INFORMATION SUPPLIED below:
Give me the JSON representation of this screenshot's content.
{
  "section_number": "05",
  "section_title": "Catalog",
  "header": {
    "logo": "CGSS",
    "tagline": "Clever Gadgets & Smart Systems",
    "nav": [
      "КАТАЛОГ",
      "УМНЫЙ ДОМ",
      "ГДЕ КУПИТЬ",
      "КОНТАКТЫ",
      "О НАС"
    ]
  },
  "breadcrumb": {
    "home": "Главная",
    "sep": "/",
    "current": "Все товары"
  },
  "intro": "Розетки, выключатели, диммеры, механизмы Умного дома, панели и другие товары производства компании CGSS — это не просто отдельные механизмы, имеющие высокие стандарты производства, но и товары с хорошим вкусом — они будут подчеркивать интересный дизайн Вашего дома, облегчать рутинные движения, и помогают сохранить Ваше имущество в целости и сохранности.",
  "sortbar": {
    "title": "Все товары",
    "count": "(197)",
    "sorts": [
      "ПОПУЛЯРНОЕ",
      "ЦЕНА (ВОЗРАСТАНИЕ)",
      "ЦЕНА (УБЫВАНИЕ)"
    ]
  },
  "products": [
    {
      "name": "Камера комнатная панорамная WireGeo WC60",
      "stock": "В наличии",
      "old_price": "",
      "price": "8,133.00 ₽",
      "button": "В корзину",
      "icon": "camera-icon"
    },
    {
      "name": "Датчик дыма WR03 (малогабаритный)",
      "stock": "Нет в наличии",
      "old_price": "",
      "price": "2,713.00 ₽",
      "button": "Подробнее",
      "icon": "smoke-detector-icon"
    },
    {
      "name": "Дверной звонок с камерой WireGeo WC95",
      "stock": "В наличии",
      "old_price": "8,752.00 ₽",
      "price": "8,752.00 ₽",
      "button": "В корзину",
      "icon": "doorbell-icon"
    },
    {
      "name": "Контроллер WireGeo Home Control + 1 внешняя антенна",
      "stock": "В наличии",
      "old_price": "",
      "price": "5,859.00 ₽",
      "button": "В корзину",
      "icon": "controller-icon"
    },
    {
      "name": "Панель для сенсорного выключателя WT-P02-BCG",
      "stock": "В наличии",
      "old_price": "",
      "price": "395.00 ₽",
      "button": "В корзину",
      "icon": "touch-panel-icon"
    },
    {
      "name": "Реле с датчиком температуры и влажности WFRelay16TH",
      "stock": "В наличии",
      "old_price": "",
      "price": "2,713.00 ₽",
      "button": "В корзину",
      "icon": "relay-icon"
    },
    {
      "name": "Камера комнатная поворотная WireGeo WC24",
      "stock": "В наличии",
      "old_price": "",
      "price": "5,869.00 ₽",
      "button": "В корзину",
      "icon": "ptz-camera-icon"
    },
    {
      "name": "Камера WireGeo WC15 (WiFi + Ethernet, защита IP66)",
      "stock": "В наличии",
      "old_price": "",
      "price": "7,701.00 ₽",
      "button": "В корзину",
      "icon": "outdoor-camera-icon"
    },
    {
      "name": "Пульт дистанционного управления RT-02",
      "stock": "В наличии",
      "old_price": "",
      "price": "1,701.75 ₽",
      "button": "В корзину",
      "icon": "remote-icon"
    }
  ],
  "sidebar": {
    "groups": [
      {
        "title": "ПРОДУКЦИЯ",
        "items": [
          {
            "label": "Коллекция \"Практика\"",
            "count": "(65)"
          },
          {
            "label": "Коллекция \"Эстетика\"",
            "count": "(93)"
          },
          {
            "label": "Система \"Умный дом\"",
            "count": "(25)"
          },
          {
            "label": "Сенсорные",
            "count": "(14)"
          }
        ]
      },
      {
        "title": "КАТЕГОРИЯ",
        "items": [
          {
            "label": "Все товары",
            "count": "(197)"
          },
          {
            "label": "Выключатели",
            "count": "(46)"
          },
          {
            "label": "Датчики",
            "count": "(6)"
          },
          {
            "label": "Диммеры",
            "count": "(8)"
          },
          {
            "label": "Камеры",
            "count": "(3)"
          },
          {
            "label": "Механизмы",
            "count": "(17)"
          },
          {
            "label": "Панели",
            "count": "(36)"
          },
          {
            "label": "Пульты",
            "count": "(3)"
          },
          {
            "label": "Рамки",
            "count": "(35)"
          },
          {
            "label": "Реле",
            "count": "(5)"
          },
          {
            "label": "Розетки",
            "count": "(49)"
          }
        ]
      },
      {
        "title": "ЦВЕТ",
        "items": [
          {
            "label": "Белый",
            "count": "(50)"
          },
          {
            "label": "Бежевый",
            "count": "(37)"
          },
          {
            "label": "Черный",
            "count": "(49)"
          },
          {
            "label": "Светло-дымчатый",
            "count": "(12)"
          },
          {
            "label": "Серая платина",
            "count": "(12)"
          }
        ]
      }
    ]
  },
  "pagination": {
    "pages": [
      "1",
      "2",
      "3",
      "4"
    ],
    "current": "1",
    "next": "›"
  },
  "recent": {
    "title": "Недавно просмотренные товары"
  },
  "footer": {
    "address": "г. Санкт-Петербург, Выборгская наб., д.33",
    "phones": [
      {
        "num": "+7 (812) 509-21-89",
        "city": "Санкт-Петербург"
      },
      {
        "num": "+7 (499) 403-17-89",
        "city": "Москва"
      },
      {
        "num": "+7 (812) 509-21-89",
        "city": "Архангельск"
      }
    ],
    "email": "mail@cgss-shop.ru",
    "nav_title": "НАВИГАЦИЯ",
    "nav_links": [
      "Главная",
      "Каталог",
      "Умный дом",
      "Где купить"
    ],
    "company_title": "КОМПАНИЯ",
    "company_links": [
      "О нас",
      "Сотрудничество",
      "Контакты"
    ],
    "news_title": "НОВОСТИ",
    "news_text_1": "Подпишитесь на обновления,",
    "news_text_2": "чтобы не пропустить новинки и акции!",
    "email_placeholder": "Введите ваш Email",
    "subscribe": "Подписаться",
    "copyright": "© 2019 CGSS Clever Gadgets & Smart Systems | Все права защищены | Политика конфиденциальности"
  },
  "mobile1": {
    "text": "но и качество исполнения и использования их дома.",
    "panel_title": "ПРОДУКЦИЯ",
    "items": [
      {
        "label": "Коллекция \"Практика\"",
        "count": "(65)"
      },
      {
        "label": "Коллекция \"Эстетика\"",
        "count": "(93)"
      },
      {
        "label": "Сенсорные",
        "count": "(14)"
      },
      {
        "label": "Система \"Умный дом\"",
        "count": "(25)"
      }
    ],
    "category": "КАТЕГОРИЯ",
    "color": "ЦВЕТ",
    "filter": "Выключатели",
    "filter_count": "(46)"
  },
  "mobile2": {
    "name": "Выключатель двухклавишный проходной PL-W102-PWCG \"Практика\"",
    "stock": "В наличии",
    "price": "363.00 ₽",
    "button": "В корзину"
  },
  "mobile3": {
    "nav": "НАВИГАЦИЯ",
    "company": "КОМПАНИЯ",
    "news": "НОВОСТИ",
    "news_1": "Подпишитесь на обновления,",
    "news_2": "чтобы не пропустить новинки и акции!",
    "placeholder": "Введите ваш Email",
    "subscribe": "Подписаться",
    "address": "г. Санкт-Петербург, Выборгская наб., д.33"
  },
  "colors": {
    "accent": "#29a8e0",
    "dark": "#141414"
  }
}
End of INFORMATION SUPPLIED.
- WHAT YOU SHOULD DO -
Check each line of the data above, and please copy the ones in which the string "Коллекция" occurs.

- RESULT OF THE EXERCISE -
            "label": "Коллекция \"Практика\"",
            "label": "Коллекция \"Эстетика\"",
        "label": "Коллекция \"Практика\"",
        "label": "Коллекция \"Эстетика\"",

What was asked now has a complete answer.